The data
★ ★ ★ ★

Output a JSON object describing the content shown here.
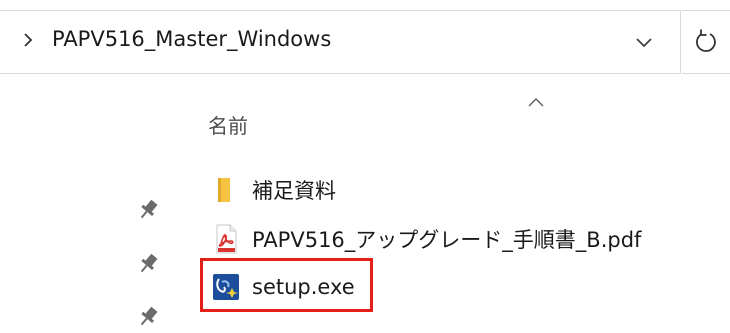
{
  "address_bar": {
    "path": "PAPV516_Master_Windows"
  },
  "file_list": {
    "column_name": "名前",
    "items": [
      {
        "label": "補足資料",
        "icon": "folder-icon"
      },
      {
        "label": "PAPV516_アップグレード_手順書_B.pdf",
        "icon": "pdf-icon"
      },
      {
        "label": "setup.exe",
        "icon": "installer-icon"
      }
    ]
  },
  "colors": {
    "highlight": "#e32119",
    "folder": "#f5c242",
    "pdf": "#d8332c",
    "installer": "#1c4e9c"
  }
}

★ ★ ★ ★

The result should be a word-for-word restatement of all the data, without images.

Output a JSON object describing the content shown here.
{
  "address_bar": {
    "path": "PAPV516_Master_Windows"
  },
  "file_list": {
    "column_name": "名前",
    "items": [
      {
        "label": "補足資料",
        "icon": "folder-icon"
      },
      {
        "label": "PAPV516_アップグレード_手順書_B.pdf",
        "icon": "pdf-icon"
      },
      {
        "label": "setup.exe",
        "icon": "installer-icon"
      }
    ]
  },
  "colors": {
    "highlight": "#e32119",
    "folder": "#f5c242",
    "pdf": "#d8332c",
    "installer": "#1c4e9c"
  }
}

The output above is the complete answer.